Exercise input
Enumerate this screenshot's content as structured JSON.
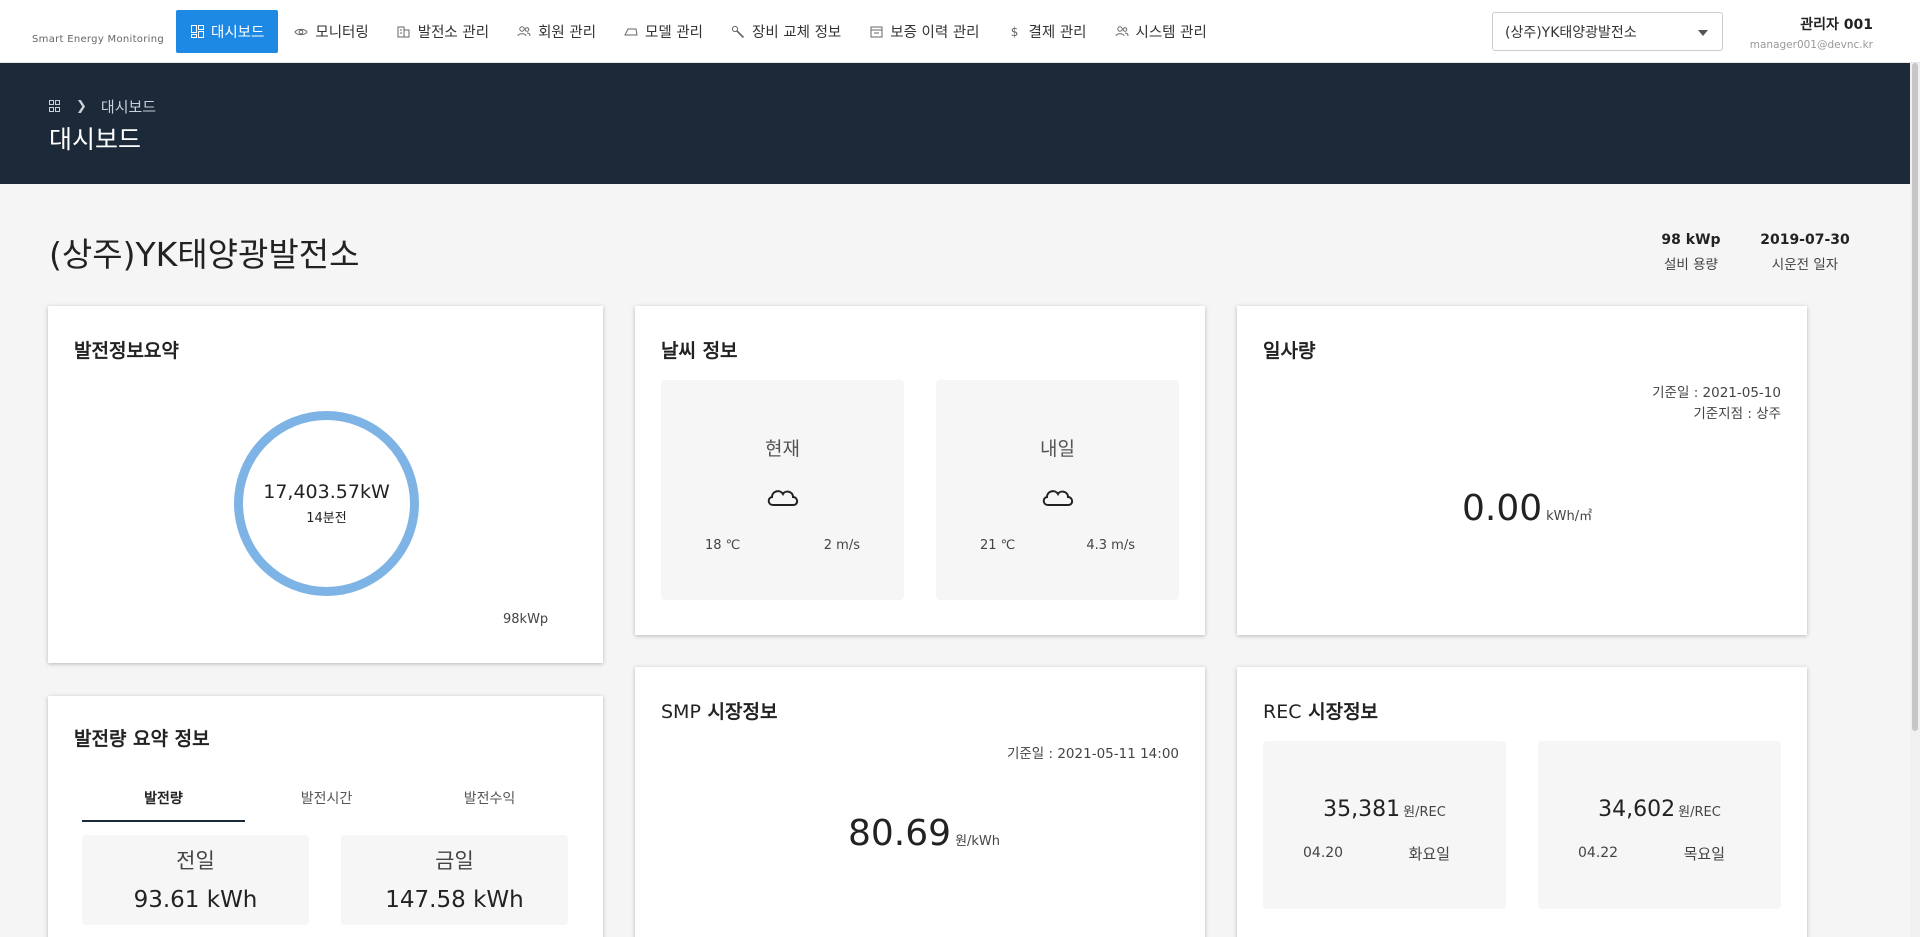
{
  "app": {
    "logo_subtitle": "Smart Energy Monitoring"
  },
  "nav": {
    "items": [
      {
        "label": "대시보드",
        "icon": "dashboard-icon",
        "active": true
      },
      {
        "label": "모니터링",
        "icon": "eye-icon"
      },
      {
        "label": "발전소 관리",
        "icon": "building-icon"
      },
      {
        "label": "회원 관리",
        "icon": "users-icon"
      },
      {
        "label": "모델 관리",
        "icon": "model-icon"
      },
      {
        "label": "장비 교체 정보",
        "icon": "wrench-icon"
      },
      {
        "label": "보증 이력 관리",
        "icon": "calendar-icon"
      },
      {
        "label": "결제 관리",
        "icon": "dollar-icon"
      },
      {
        "label": "시스템 관리",
        "icon": "users-icon"
      }
    ]
  },
  "site_select": {
    "value": "(상주)YK태양광발전소"
  },
  "user": {
    "name": "관리자 001",
    "email": "manager001@devnc.kr"
  },
  "breadcrumb": {
    "current": "대시보드"
  },
  "page_title": "대시보드",
  "plant": {
    "name": "(상주)YK태양광발전소",
    "capacity_value": "98 kWp",
    "capacity_label": "설비 용량",
    "start_date_value": "2019-07-30",
    "start_date_label": "시운전 일자"
  },
  "summary_card": {
    "title": "발전정보요약",
    "power": "17,403.57kW",
    "minutes": "14분전",
    "capacity": "98kWp"
  },
  "weather_card": {
    "title": "날씨 정보",
    "today": {
      "label": "현재",
      "icon": "cloud-icon",
      "temp": "18 ℃",
      "wind": "2 m/s"
    },
    "tomorrow": {
      "label": "내일",
      "icon": "cloud-icon",
      "temp": "21 ℃",
      "wind": "4.3 m/s"
    }
  },
  "insolation_card": {
    "title": "일사량",
    "ref_date": "기준일 : 2021-05-10",
    "ref_place": "기준지점 : 상주",
    "value": "0.00",
    "unit": "kWh/㎡"
  },
  "generation_card": {
    "title": "발전량 요약 정보",
    "tabs": [
      "발전량",
      "발전시간",
      "발전수익"
    ],
    "active_tab": "발전량",
    "prev_label": "전일",
    "prev_value": "93.61 kWh",
    "today_label": "금일",
    "today_value": "147.58 kWh"
  },
  "smp_card": {
    "title_prefix": "SMP",
    "title_suffix": "시장정보",
    "ref_date": "기준일 : 2021-05-11 14:00",
    "value": "80.69",
    "unit": "원/kWh"
  },
  "rec_card": {
    "title_prefix": "REC",
    "title_suffix": "시장정보",
    "items": [
      {
        "price": "35,381",
        "unit": "원/REC",
        "date": "04.20",
        "day": "화요일"
      },
      {
        "price": "34,602",
        "unit": "원/REC",
        "date": "04.22",
        "day": "목요일"
      }
    ]
  },
  "colors": {
    "primary": "#1e88e5",
    "banner": "#1c2938",
    "donut": "#7eb3e6"
  }
}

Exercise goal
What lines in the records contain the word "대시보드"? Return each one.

Result of this task
        "label": "대시보드",
    "current": "대시보드"
  "page_title": "대시보드",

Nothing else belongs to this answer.